Bottom Line: It has been suggested that insulators can improve the safety and performance of lentiviral vectors.Our insulator vectors were produced at significantly lower titers compared to control vectors, and we show that this reduction in titer is due to a block during the transduction process that appears after reverse transcription but before integration of the viral DNA.These results have importance for the future use of insulator sequences in lentiviral vectors and might limit the use of insulators in vectors for in vivo use.

View Article: PubMed Central - HTML - PubMed

Affiliation: CNS Gene Therapy Unit, Wallenberg Neuroscience Center, Department of Experimental Medical Sciences, Lund University, Lund, Sweden. troelsn@sund.ku.dk

ABSTRACT

Background: Lentiviral vectors hold great promise as gene transfer vectors in gene therapeutic settings. However, problems related to the risk of insertional mutagenesis, transgene silencing and positional effects have stalled the use of such vectors in the clinic. Chromatin insulators are boundary elements that can prevent enhancer-promoter interactions, if placed between these elements, and protect transgene cassettes from silencing and positional effects. It has been suggested that insulators can improve the safety and performance of lentiviral vectors. Therefore insulators have been incorporated into lentiviral vectors in order to enhance their safety profile and improve transgene expression.
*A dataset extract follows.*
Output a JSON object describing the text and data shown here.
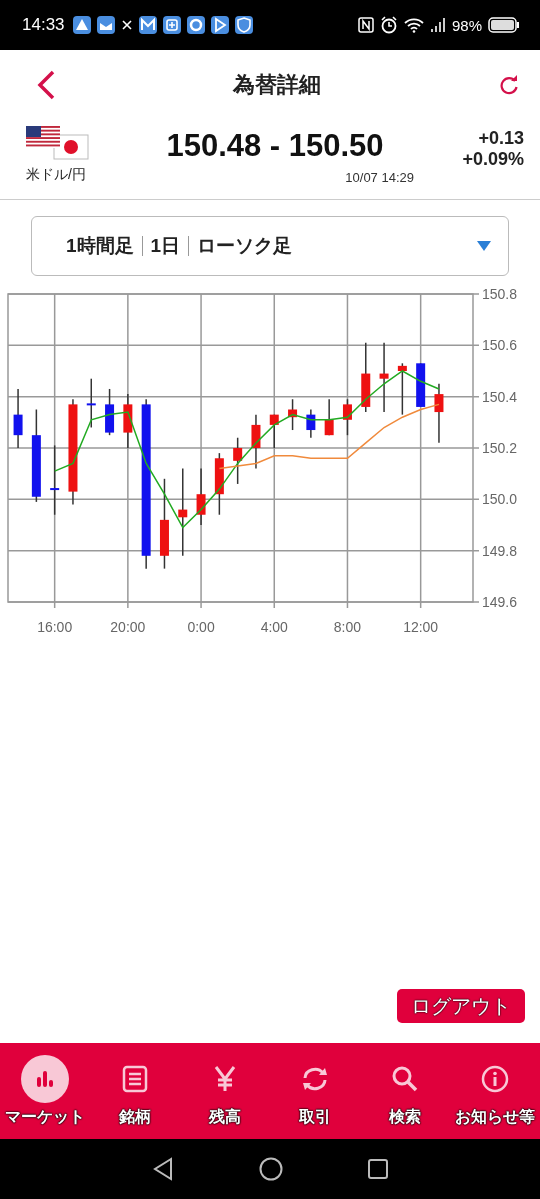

Commonly such insulator vectors are produced at lower titers than control vectors thus limiting their potential use.

Results: In this study we cloned in tandem copies of the chicken beta-globin insulator (cHS4) on both sides of the transgene cassette in order to enhance the insulating effect. Our insulator vectors were produced at significantly lower titers compared to control vectors, and we show that this reduction in titer is due to a block during the transduction process that appears after reverse transcription but before integration of the viral DNA. This non-integrated viral DNA could be detected by PCR and, importantly, prevented efficient transduction of target cells.

Conclusion: These results have importance for the future use of insulator sequences in lentiviral vectors and might limit the use of insulators in vectors for in vivo use. Therefore, a careful analysis of the optimal design must be performed before insulators are included into clinical lentiviral vectors.

Show MeSH